About this exercise: From the listing below, extract every line in which the word "Blessing" appears.
· · ·
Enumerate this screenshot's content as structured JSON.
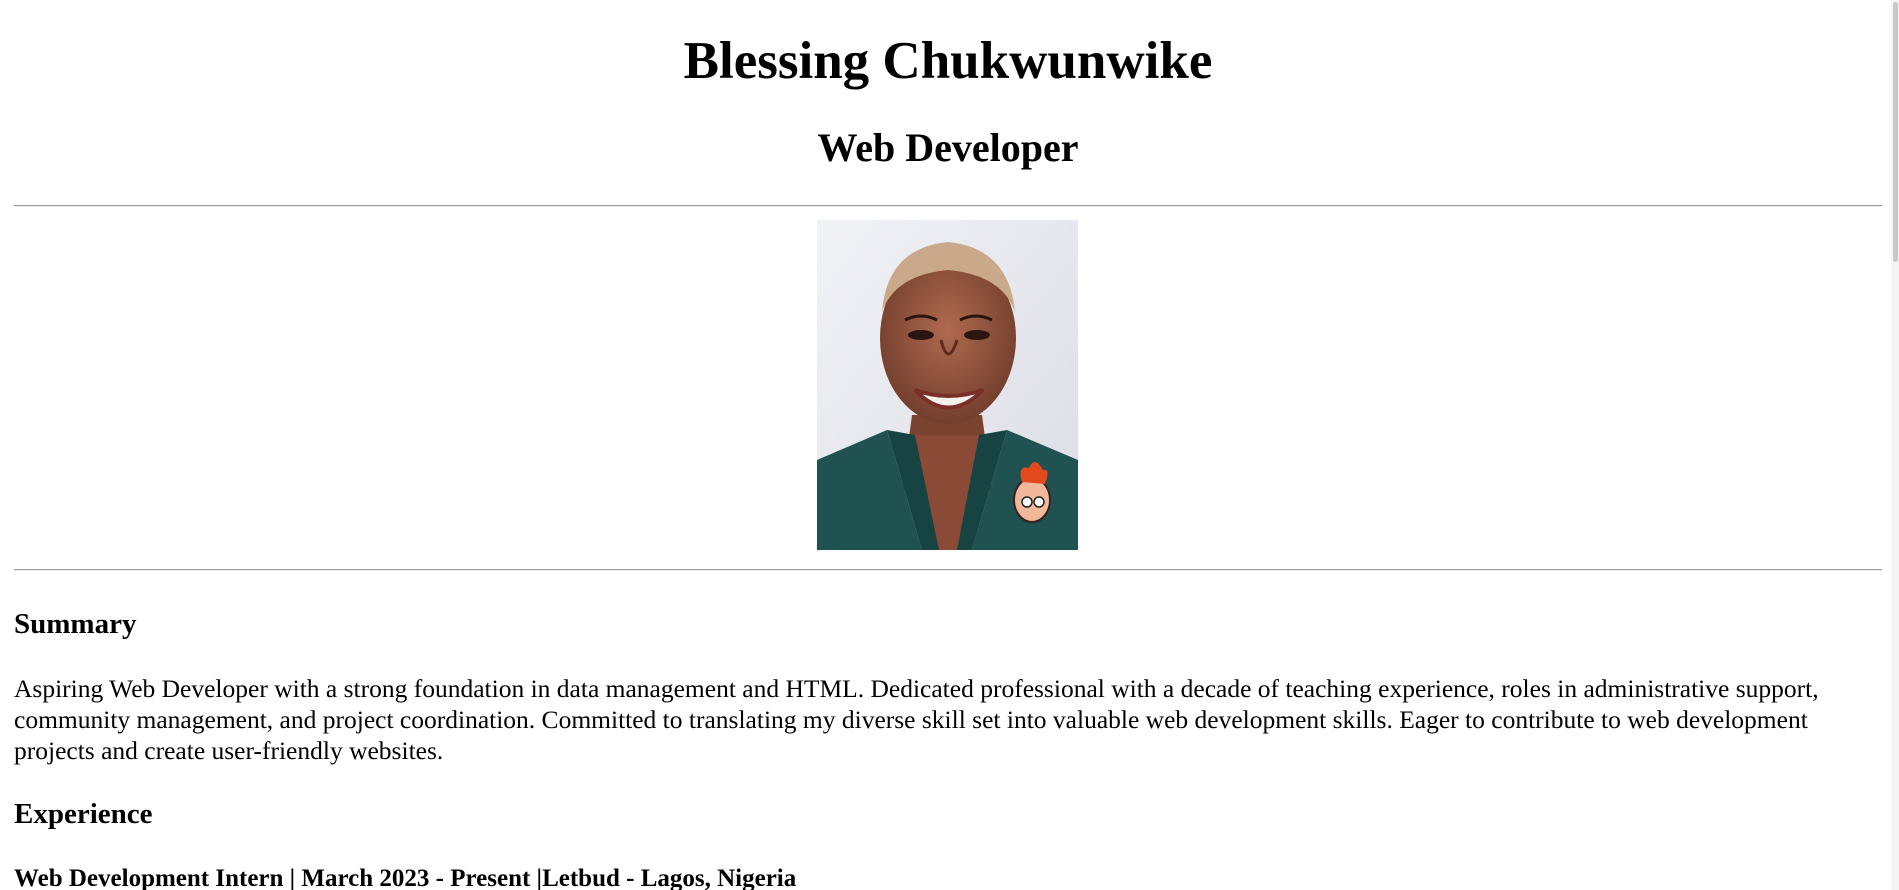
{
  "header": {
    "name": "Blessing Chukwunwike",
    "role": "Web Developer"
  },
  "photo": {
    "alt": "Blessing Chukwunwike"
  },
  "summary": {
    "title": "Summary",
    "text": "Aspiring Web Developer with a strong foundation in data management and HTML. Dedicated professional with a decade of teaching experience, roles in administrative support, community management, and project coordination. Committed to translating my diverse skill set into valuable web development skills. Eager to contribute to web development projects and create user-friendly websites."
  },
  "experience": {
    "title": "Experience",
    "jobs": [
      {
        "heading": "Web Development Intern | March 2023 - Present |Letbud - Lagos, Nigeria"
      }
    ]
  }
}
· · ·
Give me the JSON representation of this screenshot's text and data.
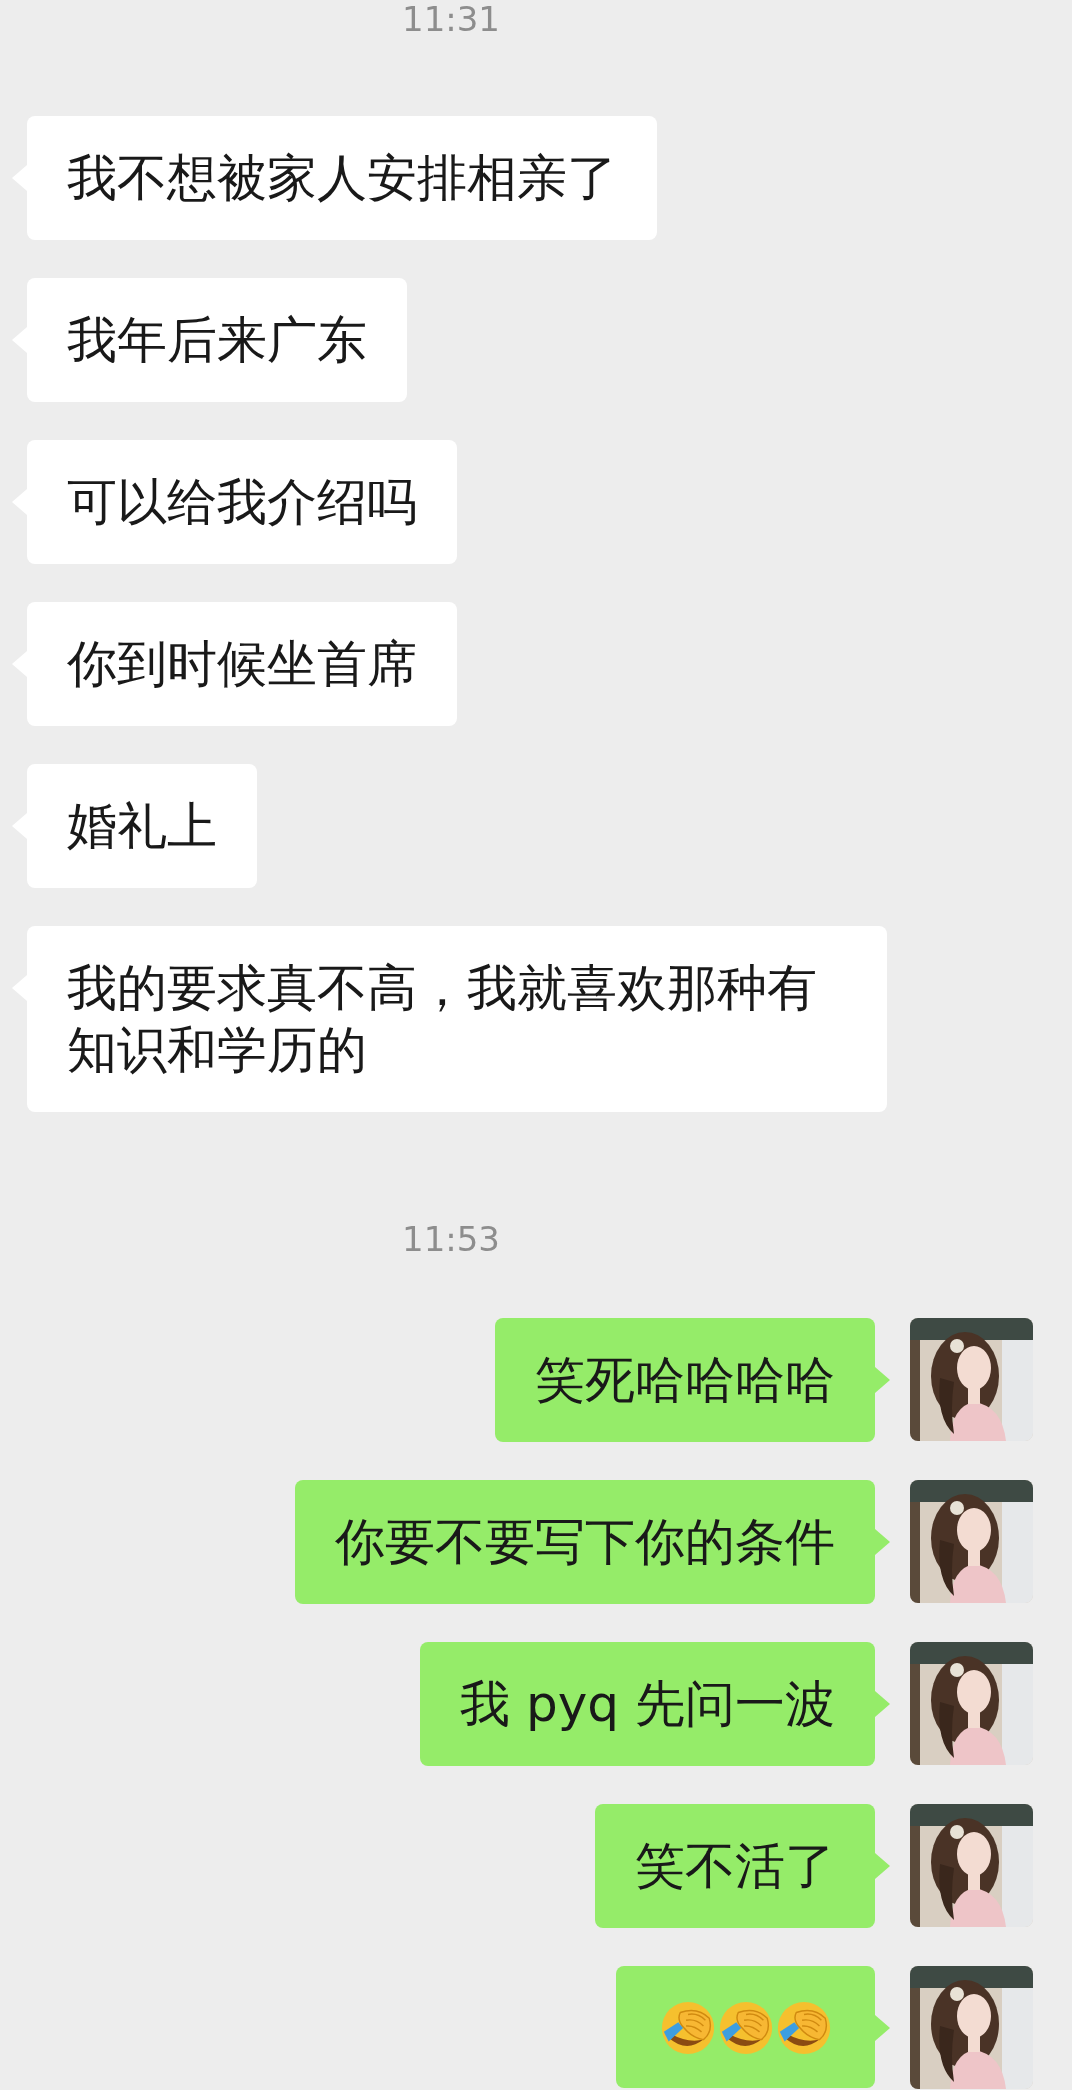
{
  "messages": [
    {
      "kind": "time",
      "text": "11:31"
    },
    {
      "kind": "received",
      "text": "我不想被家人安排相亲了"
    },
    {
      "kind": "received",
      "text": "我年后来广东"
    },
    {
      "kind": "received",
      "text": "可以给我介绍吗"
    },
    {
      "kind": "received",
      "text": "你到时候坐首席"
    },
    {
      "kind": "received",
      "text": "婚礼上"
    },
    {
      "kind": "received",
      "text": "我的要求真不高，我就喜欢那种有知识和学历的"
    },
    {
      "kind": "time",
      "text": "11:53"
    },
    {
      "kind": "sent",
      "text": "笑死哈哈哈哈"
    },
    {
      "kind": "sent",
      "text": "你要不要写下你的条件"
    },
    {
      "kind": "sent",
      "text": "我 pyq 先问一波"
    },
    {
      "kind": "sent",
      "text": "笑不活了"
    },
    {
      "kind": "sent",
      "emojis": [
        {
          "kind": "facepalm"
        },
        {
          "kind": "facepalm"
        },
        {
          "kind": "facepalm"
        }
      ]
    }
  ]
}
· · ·
Reply:
    "name": "Blessing Chukwunwike",
    "alt": "Blessing Chukwunwike"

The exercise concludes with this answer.